It is easy to see that Streep is truly a sensational actress but so many other off-beat talents may also be considered cut from the same cloth. Donald Glover, for his fantastic portrayal in the slice-of-life dramedy, Atlanta thanked his inspiration – the quaint city and its vibrant people – for giving him the material to project matters on-screen that which resonated with people. People need to feel and be moved by things when they are watching cinema or immersing themselves in art. I remember going to an art exhibition in the eighth grade as part of a school trip and being the studious kid that I was, I was taking notes about each artists’ work, anticipating the essay we would have to eventually conjure up at some point in the school year, when a particular painting truly struck me, but its “Untitled” title prodded me to ask the art teacher, what the painting meant. The irate teacher replied, looking down at my notebook with displeasure, “it is whatever you want it to be or rather, it means whatever you think it means, don’t ask me again.” He wanted us to awaken ourselves to art and interpret them on our own. The teacher may have only seen the outing as an easier way to get out of being locked in a suffocating room with adolescent teens (without any real intention of teaching us or testing us on anything) but, what he said in his disgruntled state still resonates with me today. I find meaning in everything I watch and see today. I certainly “saw” through Meryl Streep’s speech and all of the other speeches that night.

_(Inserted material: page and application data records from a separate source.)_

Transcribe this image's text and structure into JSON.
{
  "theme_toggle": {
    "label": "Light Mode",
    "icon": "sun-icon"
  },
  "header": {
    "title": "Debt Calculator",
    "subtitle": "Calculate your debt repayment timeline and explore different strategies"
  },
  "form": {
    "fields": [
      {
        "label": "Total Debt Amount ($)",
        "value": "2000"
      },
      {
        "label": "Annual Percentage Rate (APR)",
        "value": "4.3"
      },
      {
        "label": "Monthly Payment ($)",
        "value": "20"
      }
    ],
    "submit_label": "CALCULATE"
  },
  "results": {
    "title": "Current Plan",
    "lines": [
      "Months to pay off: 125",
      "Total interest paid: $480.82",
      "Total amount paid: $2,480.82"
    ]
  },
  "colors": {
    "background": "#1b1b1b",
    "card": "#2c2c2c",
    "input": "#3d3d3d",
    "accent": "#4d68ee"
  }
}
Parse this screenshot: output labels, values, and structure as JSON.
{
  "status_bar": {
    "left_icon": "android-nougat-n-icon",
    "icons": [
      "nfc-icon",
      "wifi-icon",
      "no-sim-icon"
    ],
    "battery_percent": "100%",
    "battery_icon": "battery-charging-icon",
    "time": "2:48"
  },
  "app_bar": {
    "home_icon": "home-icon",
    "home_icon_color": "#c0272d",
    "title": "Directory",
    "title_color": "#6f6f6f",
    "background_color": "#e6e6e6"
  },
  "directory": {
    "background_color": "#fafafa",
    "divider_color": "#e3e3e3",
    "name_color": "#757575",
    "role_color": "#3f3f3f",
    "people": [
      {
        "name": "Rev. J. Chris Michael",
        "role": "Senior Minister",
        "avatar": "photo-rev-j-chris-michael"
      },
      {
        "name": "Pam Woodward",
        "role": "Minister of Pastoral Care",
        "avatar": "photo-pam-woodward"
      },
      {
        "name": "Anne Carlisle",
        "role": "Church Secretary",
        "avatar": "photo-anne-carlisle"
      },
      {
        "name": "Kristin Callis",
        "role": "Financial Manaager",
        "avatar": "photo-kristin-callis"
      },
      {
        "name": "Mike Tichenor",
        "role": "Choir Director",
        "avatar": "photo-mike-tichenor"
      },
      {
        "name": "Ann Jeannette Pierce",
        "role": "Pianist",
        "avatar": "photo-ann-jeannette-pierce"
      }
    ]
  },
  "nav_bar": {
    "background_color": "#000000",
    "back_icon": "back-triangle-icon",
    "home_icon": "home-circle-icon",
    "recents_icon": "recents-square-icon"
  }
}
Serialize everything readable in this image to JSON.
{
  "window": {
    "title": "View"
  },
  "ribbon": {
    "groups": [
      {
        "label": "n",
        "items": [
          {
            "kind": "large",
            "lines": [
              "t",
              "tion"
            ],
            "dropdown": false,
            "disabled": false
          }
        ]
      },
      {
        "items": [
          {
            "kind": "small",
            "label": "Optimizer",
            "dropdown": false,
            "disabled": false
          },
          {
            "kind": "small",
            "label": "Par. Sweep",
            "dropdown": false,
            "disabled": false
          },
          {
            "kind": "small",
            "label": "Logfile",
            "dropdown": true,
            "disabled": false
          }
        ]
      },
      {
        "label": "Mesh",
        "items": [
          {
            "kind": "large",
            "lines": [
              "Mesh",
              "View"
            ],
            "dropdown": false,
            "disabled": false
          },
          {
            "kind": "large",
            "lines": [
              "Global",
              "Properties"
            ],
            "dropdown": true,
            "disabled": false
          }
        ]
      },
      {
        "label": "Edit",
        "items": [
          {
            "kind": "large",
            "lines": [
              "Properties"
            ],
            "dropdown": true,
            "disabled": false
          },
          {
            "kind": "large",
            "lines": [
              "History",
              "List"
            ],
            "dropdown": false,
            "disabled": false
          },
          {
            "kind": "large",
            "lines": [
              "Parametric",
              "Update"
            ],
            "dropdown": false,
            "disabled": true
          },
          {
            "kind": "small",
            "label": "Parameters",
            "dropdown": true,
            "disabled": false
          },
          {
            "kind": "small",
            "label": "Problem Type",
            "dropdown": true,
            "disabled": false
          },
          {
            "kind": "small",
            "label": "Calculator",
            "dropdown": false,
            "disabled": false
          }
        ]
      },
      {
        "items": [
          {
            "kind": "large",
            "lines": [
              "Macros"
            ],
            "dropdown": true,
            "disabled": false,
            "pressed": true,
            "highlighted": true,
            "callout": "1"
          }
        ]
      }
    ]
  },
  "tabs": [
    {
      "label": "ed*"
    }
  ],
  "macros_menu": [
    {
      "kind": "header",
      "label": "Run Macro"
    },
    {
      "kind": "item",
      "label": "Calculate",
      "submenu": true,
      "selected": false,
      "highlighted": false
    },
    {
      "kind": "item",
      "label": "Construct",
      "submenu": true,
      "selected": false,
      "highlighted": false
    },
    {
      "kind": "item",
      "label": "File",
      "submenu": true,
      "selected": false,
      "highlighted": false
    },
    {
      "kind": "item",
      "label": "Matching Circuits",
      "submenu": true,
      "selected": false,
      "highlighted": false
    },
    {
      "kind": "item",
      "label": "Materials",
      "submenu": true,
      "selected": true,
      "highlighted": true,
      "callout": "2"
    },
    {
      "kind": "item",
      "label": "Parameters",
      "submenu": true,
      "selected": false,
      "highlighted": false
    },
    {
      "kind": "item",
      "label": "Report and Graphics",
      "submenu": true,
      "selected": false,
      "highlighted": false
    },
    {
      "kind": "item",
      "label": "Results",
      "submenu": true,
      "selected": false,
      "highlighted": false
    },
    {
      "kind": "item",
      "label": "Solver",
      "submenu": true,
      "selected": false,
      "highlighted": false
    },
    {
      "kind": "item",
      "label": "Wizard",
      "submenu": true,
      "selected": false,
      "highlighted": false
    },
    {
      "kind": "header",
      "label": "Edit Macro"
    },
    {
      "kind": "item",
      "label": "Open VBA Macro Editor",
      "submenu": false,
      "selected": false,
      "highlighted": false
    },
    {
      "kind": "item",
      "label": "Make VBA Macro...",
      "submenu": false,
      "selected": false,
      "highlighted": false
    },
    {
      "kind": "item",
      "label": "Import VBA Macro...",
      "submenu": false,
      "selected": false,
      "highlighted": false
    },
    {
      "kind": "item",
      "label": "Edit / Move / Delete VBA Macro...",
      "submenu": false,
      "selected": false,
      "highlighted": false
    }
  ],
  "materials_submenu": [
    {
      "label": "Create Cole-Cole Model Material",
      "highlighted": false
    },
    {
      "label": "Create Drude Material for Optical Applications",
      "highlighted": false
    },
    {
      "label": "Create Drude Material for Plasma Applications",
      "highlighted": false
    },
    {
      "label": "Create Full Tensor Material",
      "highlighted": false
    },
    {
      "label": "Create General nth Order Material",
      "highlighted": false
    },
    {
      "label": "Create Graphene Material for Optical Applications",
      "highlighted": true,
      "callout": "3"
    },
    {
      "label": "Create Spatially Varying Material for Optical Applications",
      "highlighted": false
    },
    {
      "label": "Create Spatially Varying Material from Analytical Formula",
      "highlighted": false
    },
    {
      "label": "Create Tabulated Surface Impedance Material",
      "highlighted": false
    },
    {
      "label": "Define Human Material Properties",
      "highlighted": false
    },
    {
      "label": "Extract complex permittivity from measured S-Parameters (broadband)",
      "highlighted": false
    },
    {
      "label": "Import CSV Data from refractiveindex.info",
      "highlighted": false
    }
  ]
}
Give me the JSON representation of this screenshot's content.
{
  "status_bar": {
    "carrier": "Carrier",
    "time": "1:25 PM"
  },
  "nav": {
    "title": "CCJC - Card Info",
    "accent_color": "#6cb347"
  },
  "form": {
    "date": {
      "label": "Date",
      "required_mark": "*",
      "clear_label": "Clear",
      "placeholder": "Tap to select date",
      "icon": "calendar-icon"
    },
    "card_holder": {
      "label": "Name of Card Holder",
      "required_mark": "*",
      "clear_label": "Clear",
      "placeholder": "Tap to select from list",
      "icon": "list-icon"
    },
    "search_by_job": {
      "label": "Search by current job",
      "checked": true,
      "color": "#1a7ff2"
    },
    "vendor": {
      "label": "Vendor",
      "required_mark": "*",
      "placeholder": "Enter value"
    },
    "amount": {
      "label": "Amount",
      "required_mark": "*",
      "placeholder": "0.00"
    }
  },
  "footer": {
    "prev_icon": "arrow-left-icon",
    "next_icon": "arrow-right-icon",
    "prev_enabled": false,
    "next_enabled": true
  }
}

Emma Stone graciously brought notice to those creative souls (mirroring her role in the heavily decorated La-La-Land) who brave their inner dreams to achieve whatever they set out to, despite the rejection, the meandering support. Donald Glover went so far as to liken everyone in the room to magicians, because they were doing things that even his optimistic father could not fathom and Tracee Ellis Ross brought home the importance of being as different, as presumably unconventional as she was – a coloured woman in her 40s, in her biggest acting gig, nominated for the first time for a Golden Globe, and still managing to win.
Going back to being accepted for whoever we are in the artistic world, Streep’s words become even clearer and the importance of art becomes ever more pressing. Entertainment can seem silly at times, but going back to Tom Hiddleston’s words, he mentions that being able to provide that simple merriment to all walks of people – such as the real people doing the real heavy-lifting in the world (such as the Médecins sans Frontières doctors serving South Sudan) was deeply satisfying. One of my favorite films of the last couple of years, Monuments Men, was a story about a group of museum curators and philanthropists who risked their lives in war-torn Europe during WWII to rescue the works of art that make mankind’s achievements seem truly remarkable. I’ll say it again, mankind is capable of many wonders – there is magnificence in our creativity and we should never be afraid to express it no matter whatever the current state of affairs.
Sadia Sarwar is an upcoming author with plenty of opinions and rarefied tastes. Follow her on @sadiamhsarwar.